Demand- and supply-side determinants of diphtheria-pertussis-tetanus nonvaccination and dropout in rural India

Research Area:
Type: Article

The Question

CDDEP Director Ramanan Laxminarayan and co-author Arpita Ghosh have analyzed the factors in India associated with both DPT nonvaccination and DPT vaccination dropouts—children who received only one or two doses, but not all three. 

The study, published in Vaccine, looked at “demand-side factors”—mainly family characteristics, and “supply-side factors”—related mainly to healthcare access associated with both nonvaccination and vaccination dropouts.

The study used data from more than 75,000 infants in villages across India, from the District Level Household and Facility Survey (DLHS-3), conducted during 2007-2008.

What we found

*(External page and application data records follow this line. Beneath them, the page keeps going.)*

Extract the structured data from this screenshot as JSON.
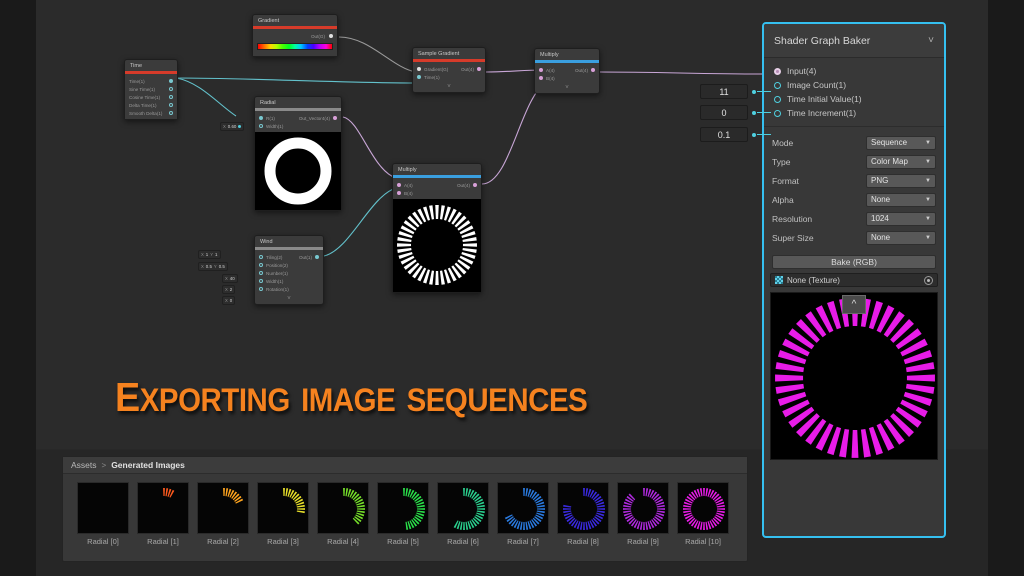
{
  "title_banner": "Exporting image sequences",
  "accent_orange": "#F5821F",
  "selection_blue": "#35C0F0",
  "graph": {
    "nodes": [
      {
        "name": "Time",
        "accent": "#d63b2a",
        "outputs": [
          "Time(1)",
          "Sine Time(1)",
          "Cosine Time(1)",
          "Delta Time(1)",
          "Smooth Delta(1)"
        ],
        "inputs": []
      },
      {
        "name": "Gradient",
        "accent": "#d63b2a",
        "outputs": [
          "Out(G)"
        ],
        "inputs": [],
        "swatch": "rainbow"
      },
      {
        "name": "Sample Gradient",
        "accent": "#d63b2a",
        "inputs": [
          "Gradient(G)",
          "Time(1)"
        ],
        "outputs": [
          "Out(4)"
        ]
      },
      {
        "name": "Multiply",
        "accent": "#3a9fe0",
        "inputs": [
          "A(4)",
          "B(4)"
        ],
        "outputs": [
          "Out(4)"
        ]
      },
      {
        "name": "Radial",
        "accent": "#8a8a8a",
        "inputs": [
          "R(1)",
          "Width(1)"
        ],
        "outputs": [
          "Out_Vector4(4)"
        ],
        "width_value": "0.60"
      },
      {
        "name": "Multiply",
        "accent": "#3a9fe0",
        "inputs": [
          "A(4)",
          "B(4)"
        ],
        "outputs": [
          "Out(4)"
        ]
      },
      {
        "name": "Wind",
        "accent": "#8a8a8a",
        "inputs": [
          "Tiling(2)",
          "Position(2)",
          "Number(1)",
          "Width(1)",
          "Rotation(1)"
        ],
        "outputs": [
          "Out(1)"
        ],
        "values": [
          {
            "label": "Tiling(2)",
            "x": "1",
            "y": "1"
          },
          {
            "label": "Position(2)",
            "x": "0.5",
            "y": "0.5"
          },
          {
            "label": "Number(1)",
            "x": "40"
          },
          {
            "label": "Width(1)",
            "x": "2"
          },
          {
            "label": "Rotation(1)",
            "x": "0"
          }
        ]
      }
    ]
  },
  "baker": {
    "title": "Shader Graph Baker",
    "collapse_icon": "chevron-down",
    "ports": [
      {
        "label": "Input(4)",
        "connected": true
      },
      {
        "label": "Image Count(1)",
        "connected": false
      },
      {
        "label": "Time Initial Value(1)",
        "connected": false
      },
      {
        "label": "Time Increment(1)",
        "connected": false
      }
    ],
    "inputs": [
      {
        "name": "image-count",
        "value": "11"
      },
      {
        "name": "time-initial-value",
        "value": "0"
      },
      {
        "name": "time-increment",
        "value": "0.1"
      }
    ],
    "settings": [
      {
        "label": "Mode",
        "value": "Sequence"
      },
      {
        "label": "Type",
        "value": "Color Map"
      },
      {
        "label": "Format",
        "value": "PNG"
      },
      {
        "label": "Alpha",
        "value": "None"
      },
      {
        "label": "Resolution",
        "value": "1024"
      },
      {
        "label": "Super Size",
        "value": "None"
      }
    ],
    "bake_button": "Bake (RGB)",
    "texture_field": "None (Texture)",
    "preview_color": "#e81ce8",
    "preview_segments": 40
  },
  "assets": {
    "breadcrumb_root": "Assets",
    "breadcrumb_sep": ">",
    "breadcrumb_current": "Generated Images",
    "items": [
      {
        "label": "Radial [0]",
        "color": "#000000",
        "fill": 0.0
      },
      {
        "label": "Radial [1]",
        "color": "#ff5a1e",
        "fill": 0.09
      },
      {
        "label": "Radial [2]",
        "color": "#ffa41e",
        "fill": 0.19
      },
      {
        "label": "Radial [3]",
        "color": "#e8e02a",
        "fill": 0.29
      },
      {
        "label": "Radial [4]",
        "color": "#76e02a",
        "fill": 0.39
      },
      {
        "label": "Radial [5]",
        "color": "#2ae04a",
        "fill": 0.49
      },
      {
        "label": "Radial [6]",
        "color": "#2ad08e",
        "fill": 0.59
      },
      {
        "label": "Radial [7]",
        "color": "#2a7ae0",
        "fill": 0.69
      },
      {
        "label": "Radial [8]",
        "color": "#3a2ae0",
        "fill": 0.79
      },
      {
        "label": "Radial [9]",
        "color": "#b02ae0",
        "fill": 0.89
      },
      {
        "label": "Radial [10]",
        "color": "#e81ce8",
        "fill": 1.0
      }
    ]
  }
}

  • Children whose mothers had no schooling were 2 to 3 times more likely not to receive any DPT vaccination and 2.5 times more likely to drop out between doses one and three, compared with children whose mother had 10 or more years of schooling.
  • Children in districts where at least 46 percent of villages had a healthcare subcentre were 1.5 times more likely to receive at least one dose of DPT vaccine, compared with children in districts where 30 percent or fewer villages had subcentres.
  • Both types of factors affected vaccination rates, but demand-side factors—like parents’ level of education and household wealth—had a greater effect than supply-side factors, such as healthcare infrastructure.

Why it matters

According to author and CDDEP Director Ramanan Laxminarayan, “Knowing the contextual factors of nonvaccination and dropout is very important in forming effective policies to ensure children are vaccinated.”